  • A tubular proton ceramic electrochemical cell was tested for its performance and durability in reversible operation (H2-production and power generation). The test-cell – developed primarily for electrolysis operation – displayed better electrode kinetics in electrolysis mode than in fuel cell mode. A long-term stability test of 520 hours was conducted. The cell displayed very stable and robust performance with degradation rates of 1-2%/khr and 6-8%/ khr in electrolysis mode and fuel cell mode, respectively.

IMPACT AND INNOVATIONS

Collecting and summarising the offshore suitability of current available fuel cell technologies will enable further required, and more targeted investigations and developments to allow for real tests and implementation.

Results 2020

  • Survey of available fuel cell technologies and suppliers of systems for offshore use completed and disseminated to the Low Emission partners through a report and a webinar.
  • Procedure for testing PEMFC stacks established and measurements under a dynamic load profi le completed, demonstrating good response to sudden changes in current density.
  • Completed a risk assessment and lab upgrade to enable reversible SOFC tests.
  • Reversible SOFC test performed at 600°C, showing performance improvement in fuel cell mode during long-term aging for 375h but significant degradation when operated in reverse mode (switching from fuel cell to electrolysis operation every 2h).

Impact and innovations

The work in 2020 has mainly focused on establishing the basis for further work and development in the Centre (identified key features fuel cells must cover and the current status in relevant technologies). In itself, the work has not yet contributed to major overall impact and innovations.

PCMFC stack measurements under a dynamic load profile

Results 2019

This SP investigates the use of fuel cell technology, considering the varying requirements of heat and power, hydrogen management and integration into the offshore energy system.

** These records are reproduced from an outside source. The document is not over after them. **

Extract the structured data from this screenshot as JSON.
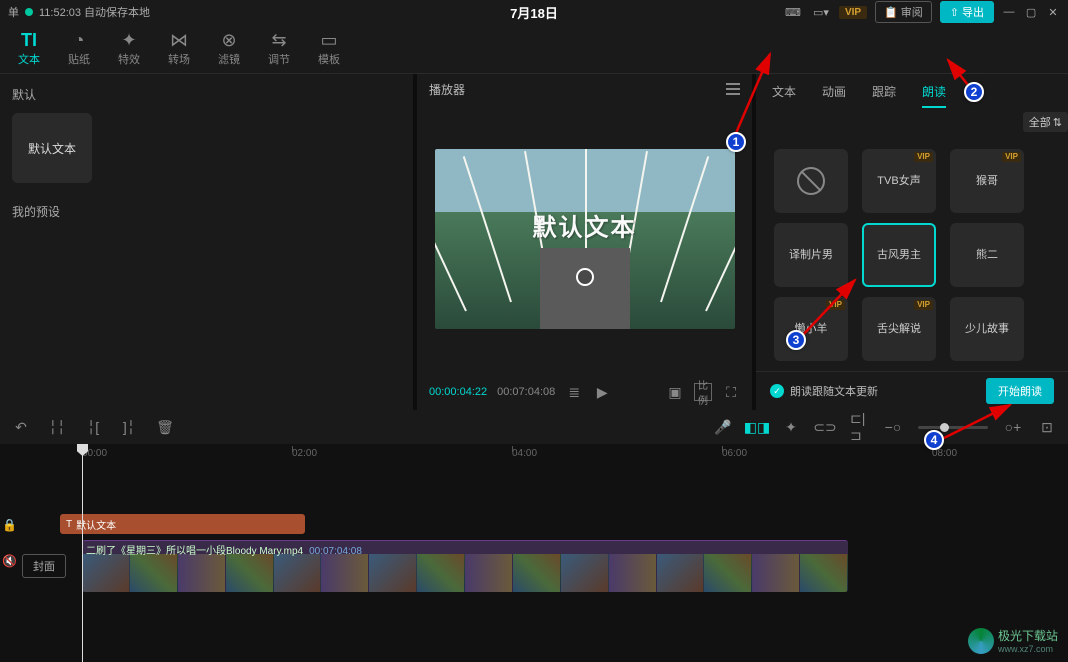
{
  "titlebar": {
    "menu_label": "单",
    "autosave": "11:52:03 自动保存本地",
    "title": "7月18日",
    "vip": "VIP",
    "review": "审阅",
    "export": "导出"
  },
  "toolbar": {
    "tabs": [
      {
        "label": "文本",
        "icon": "TI"
      },
      {
        "label": "贴纸",
        "icon": "◔"
      },
      {
        "label": "特效",
        "icon": "✦"
      },
      {
        "label": "转场",
        "icon": "⋈"
      },
      {
        "label": "滤镜",
        "icon": "⊗"
      },
      {
        "label": "调节",
        "icon": "⇆"
      },
      {
        "label": "模板",
        "icon": "▭"
      }
    ]
  },
  "left": {
    "default_label": "默认",
    "preset_text": "默认文本",
    "my_presets": "我的预设"
  },
  "player": {
    "title": "播放器",
    "overlay": "默认文本",
    "current_time": "00:00:04:22",
    "duration": "00:07:04:08",
    "ratio_label": "比例"
  },
  "right": {
    "tabs": [
      "文本",
      "动画",
      "跟踪",
      "朗读"
    ],
    "active_tab": 3,
    "filter_all": "全部",
    "voices": [
      {
        "label": "",
        "ban": true
      },
      {
        "label": "TVB女声",
        "vip": true
      },
      {
        "label": "猴哥",
        "vip": true
      },
      {
        "label": "译制片男"
      },
      {
        "label": "古风男主",
        "selected": true
      },
      {
        "label": "熊二"
      },
      {
        "label": "懒小羊",
        "vip": true
      },
      {
        "label": "舌尖解说",
        "vip": true
      },
      {
        "label": "少儿故事"
      }
    ],
    "follow_text": "朗读跟随文本更新",
    "start_label": "开始朗读"
  },
  "timeline": {
    "ticks": [
      "00:00",
      "02:00",
      "04:00",
      "06:00",
      "08:00"
    ],
    "cover_label": "封面",
    "text_clip": "默认文本",
    "video_clip_name": "二刷了《星期三》所以唱一小段Bloody Mary.mp4",
    "video_clip_dur": "00:07:04:08"
  },
  "watermark": {
    "name": "极光下载站",
    "url": "www.xz7.com"
  },
  "annotations": [
    "1",
    "2",
    "3",
    "4"
  ]
}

Specific research includes high-efficiency, compact and robust systems fueled with hydrogen and/or ammonia. The development of reversible fuel cell technology for production of electricity and pressurization of dry hydrogen is planned.

Main objective

The overall objective is to investigate the use of fuel cell technologies on offshore installations, either to replace or hybridise with gas turbines for heat and power supply. The research covers both low and high temperature technologies, respectively PEMFC and SOFC.

Main results

  • Discussions with project stakeholders on applying fuel cells on offshore installations. Identifying initial opportunities and limitations.
  • Test protocols established for detailed characterization and long-term tests of PEMFCs
  • Cell-level performance targets defined for the PCFC technology developed by CoorsTek Membrane Sciences (BaZrO3-based electrolytes)
  • Literature review completed based on key performance indicators for SOFC and PCFC single cells operated in fuel cell, electrolyser and reversible mode.
  • Test protocols established for detailed characterization and long-term tests of cells from CoorsTek (fuel cell and electrolyser mode).

Impact and innovations

The work in 2019 has mainly focused on establishing the basis for further work and development in the centre, i.e. identified key features fuel cells must cover and the current status quo in relevant technologies. In itself the, work has not yet contributed to major overall impact and innovations.

Possible use of fuel cells is to stabilise electricity from wind to offshore installations. Illustration: TechnipFMC